The family of the autistic man killed at a group home for the mentally ill last month has filed a wrongful death lawsuit against several organizations that ran and/or staffed the facility.
As Lagniappe has previously reported, Matthew Cox was 21 at the time of his death, but his family maintains that his autism left him with the mental capacity of a 4-year-old. He was a resident of a group home located on Colonial Circle South.
Police say he was killed after a caretaker, 27-year-old Trent Yates, verbally abused him and “stomped” his abdominal area causing lethal internal injuries. According to the lawsuit, Cox suffered “severe internal injuries to his abdomen, internal organs, head, and brain.”
He later died while being treated at a local hospital for the injuries.
Last week, Yates pleaded not guilty to a murder charge related to the incident, but the Cox family is already moving forward with civil actions against Yates, the state-licensed facility where he worked and the network of business entities that hires, trains and supervises those employees.
The lawsuit was filed on Wednesday, Nov. 7, by Matthew’s mother, Heather Renee Cox, who was named the administer of her son’s estate following his Oct. 25 death. It is targeting a number of organizations as defendants and also leaves room to add others as the case proceeds.
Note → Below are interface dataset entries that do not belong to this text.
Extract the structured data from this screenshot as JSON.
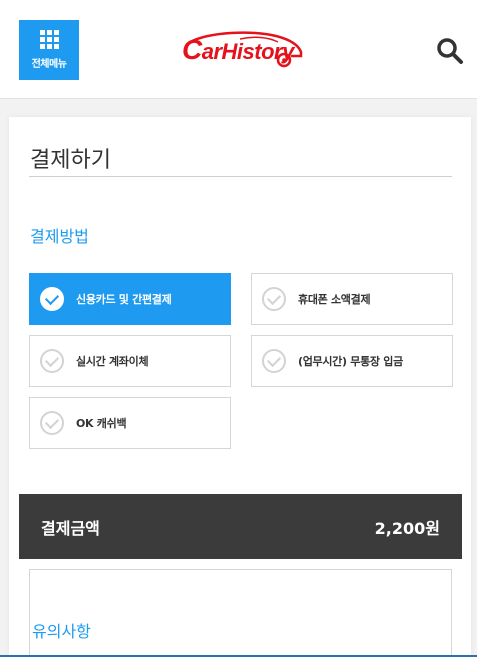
{
  "header": {
    "menu_label": "전체메뉴",
    "logo": {
      "text_first": "C",
      "text_rest": "arHistory"
    },
    "search_icon": "search-icon"
  },
  "page": {
    "title": "결제하기",
    "section_label": "결제방법"
  },
  "payment_options": [
    {
      "label": "신용카드 및 간편결제",
      "selected": true
    },
    {
      "label": "휴대폰 소액결제",
      "selected": false
    },
    {
      "label": "실시간 계좌이체",
      "selected": false
    },
    {
      "label": "(업무시간) 무통장 입금",
      "selected": false
    },
    {
      "label": "OK 캐쉬백",
      "selected": false
    }
  ],
  "total": {
    "label": "결제금액",
    "value": "2,200원"
  },
  "notice": {
    "title": "유의사항"
  },
  "colors": {
    "accent": "#1e9bf0",
    "logo_red": "#e5121b",
    "total_bar": "#3b3b3b"
  }
}
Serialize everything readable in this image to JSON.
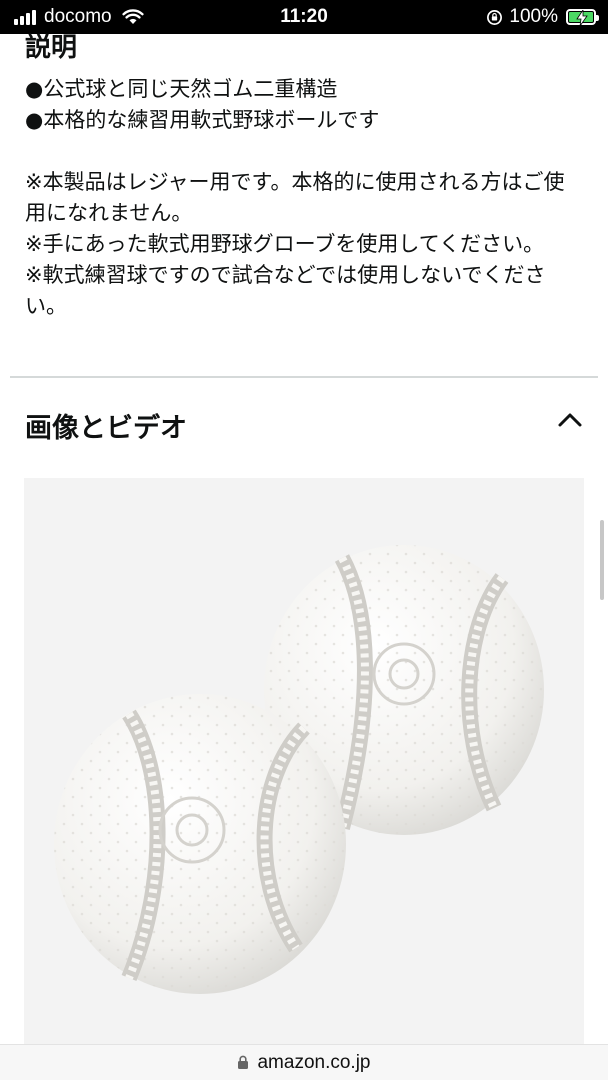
{
  "status_bar": {
    "carrier": "docomo",
    "time": "11:20",
    "battery_percent": "100%",
    "battery_color": "#4cd964"
  },
  "description": {
    "heading": "説明",
    "bullets": [
      "●公式球と同じ天然ゴム二重構造",
      "●本格的な練習用軟式野球ボールです"
    ],
    "notes": [
      "※本製品はレジャー用です。本格的に使用される方はご使用になれません。",
      "※手にあった軟式用野球グローブを使用してください。",
      "※軟式練習球ですので試合などでは使用しないでください。"
    ]
  },
  "media_section": {
    "title": "画像とビデオ",
    "toggle_icon": "chevron-up-icon",
    "image_alt_icon": "baseball-pair-image"
  },
  "url_bar": {
    "domain": "amazon.co.jp",
    "icon": "lock-icon"
  }
}
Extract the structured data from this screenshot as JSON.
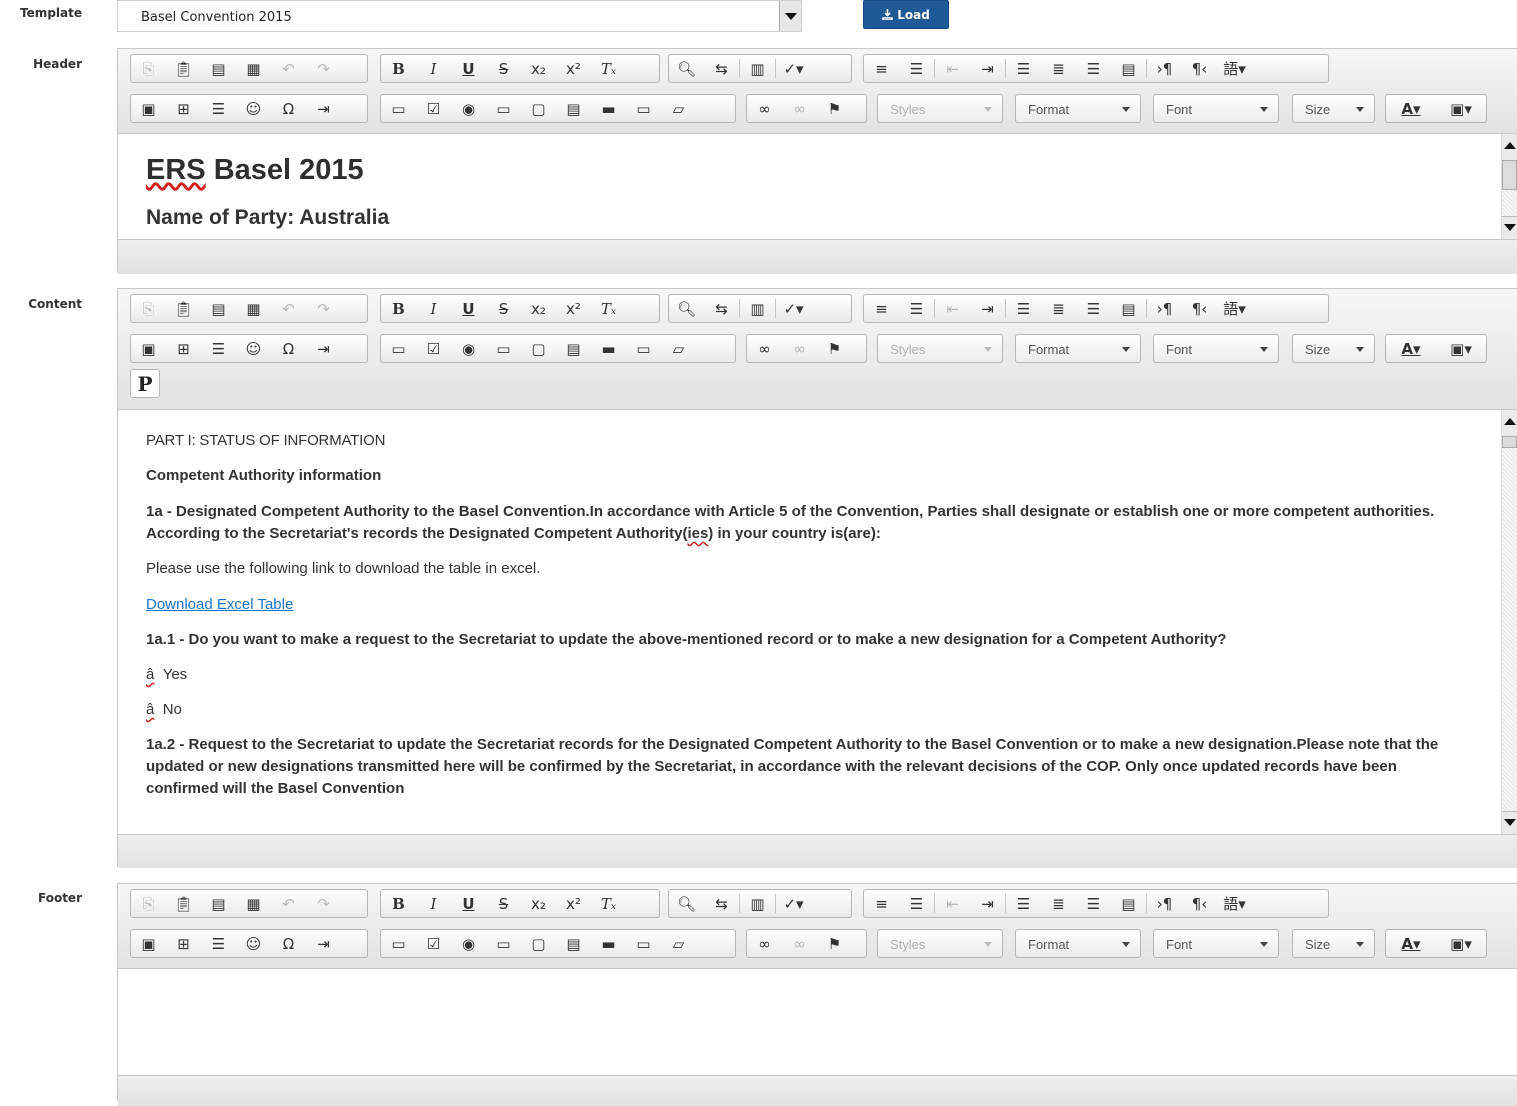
{
  "labels": {
    "template": "Template",
    "header": "Header",
    "content": "Content",
    "footer": "Footer"
  },
  "template": {
    "selected": "Basel Convention 2015",
    "load_label": "Load"
  },
  "toolbar": {
    "styles": "Styles",
    "format": "Format",
    "font": "Font",
    "size": "Size",
    "text_color": "A",
    "bg_color": "▣",
    "p_label": "P",
    "bold": "B",
    "italic": "I",
    "underline": "U",
    "strike": "S",
    "subscript": "x₂",
    "superscript": "x²",
    "remove_format": "Tₓ"
  },
  "header_editor": {
    "title_word1": "ERS",
    "title_rest": " Basel 2015",
    "party": "Name of Party: Australia"
  },
  "content_editor": {
    "part": "PART I: STATUS OF INFORMATION",
    "section": "Competent Authority information",
    "q1a_pre": "1a - Designated Competent Authority to the Basel Convention.In accordance with Article 5 of the Convention, Parties shall designate or establish one or more competent authorities. According to the Secretariat's records the Designated Competent Authority(",
    "q1a_ies": "ies",
    "q1a_post": ") in your country is(are):",
    "use_link": "Please use the following link to download the table in excel.",
    "download": "Download Excel Table",
    "q1a1": "1a.1 - Do you want to make a request to the Secretariat to update the above-mentioned record or to make a new designation for a Competent Authority?",
    "radio_glyph": "â",
    "yes": "Yes",
    "no": "No",
    "q1a2": "1a.2 - Request to the Secretariat to update the Secretariat records for the Designated Competent Authority to the Basel Convention or to make a new designation.Please note that the updated or new designations transmitted here will be confirmed by the Secretariat, in accordance with the relevant decisions of the COP. Only once updated records have been confirmed will the Basel Convention"
  },
  "footer_editor": {
    "text": ""
  }
}
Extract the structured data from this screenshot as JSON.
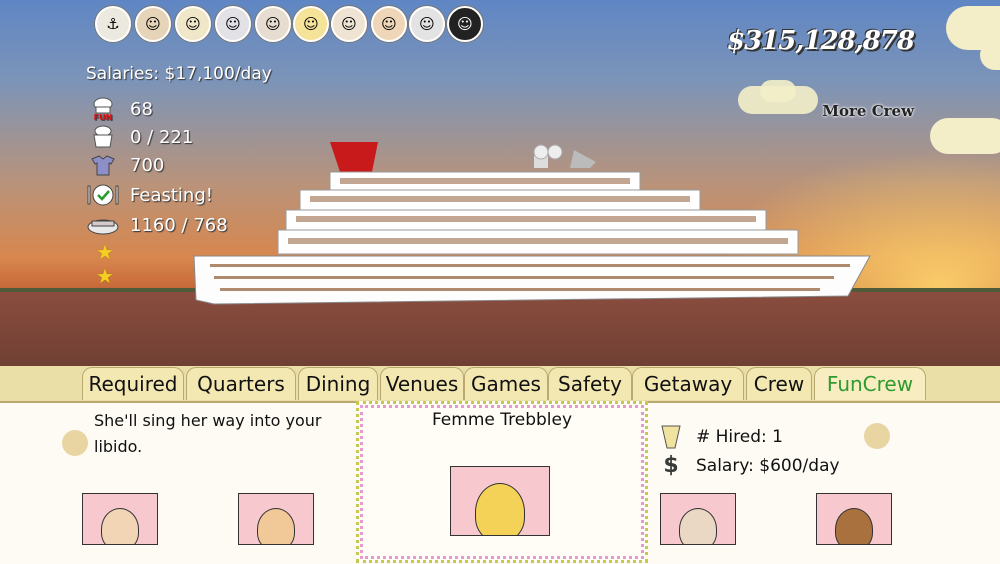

The group home is owned by New Way Out Corp., which does business locally as Petway Residential Facilities Inc. The company owns around 20 homes in the area licensed by the Alabama Department of Mental Health [ADMH] as a “community provider.”
Those types of group homes operate in residential areas throughout Mobile County and are regulated by ADMH. However, the state allows these community providers to subcontract the operation of group homes they own to other companies, and state records indicate more than a dozen of the New Way Out group homes are operated by such subcontractors.
State certification records indicate the facility where Cox resided is managed by a subcontractor doing business as French Residential Facilities Inc., which is also named as a defendant in the lawsuit along with New Way Out.
French Residential appears to be a relatively new provider of services for the developmentally disabled. The only record of any site inspections at either of its ADMH licensed facilities in Mobile were related to “initial visits” during July 2017.
Both facilities received a 92 rating from ADMH inspectors, according to its website.
Other than Yates, another named defendant is AltaPointe Health Systems, which according to the lawsuit, was involved with the “management, assignment, support, training, oversight and control of Matthew’s housing, supervision and support.”
It also claims Altapointe was involved in assigning Matthew Cox to the home where he was fatally injuries.
However, while AltaPointe was unable to discuss the pending litigation, a representative said the organization’s involvement with most community service providers is only as a referral service for its patients.
“We deny any suggestion that AltaPointe had any involvement in the events leading up to this tragic incident. We do not own or operate this facility. We do not supervise or manage personnel involved with this housing unit. AltaPointe in no way should be charged with the events described in the lawsuit, “AltaPointe CEO Tuerk Schlesinger said in a written statement on Thursday. “We refer families to facilities certified by the state to provide care. We had no reason to believe this home was unsafe.”
A similar lawsuit was filed last year against another ADMH licensed group and Altapointe by the family of a severely autistic group home resident that sexually assaulted in downtown Mobile. The lawsuit, still pending in state court, claims the victim was one of several residents at the Agape House in Axix who were allegedly put up in a downtown hotel while staff members attended Mardi Gras festivities.
However, Schlesinger said that case also shouldn’t have involved AltaPointe, which was the case manager for the patient involved. He claimed bringing a lawsuit against a patient’s case manager is an unusual practice and accused the lawyers involved in both cases of “trying to find someone with deeper resources” to go after.
Schlesinger also said AltaPointe’s legal team is prepared to file countersuits against the attorneys who’ve brought these lawsuits for “defamation of character” and for causing AltaPointe to incur “unnecessary legal expenses” to defend itself in court.
Updated at 12:o7 p.m., Nov. 7, to add comments from AltaPointe CEO Tuerk Schlesinger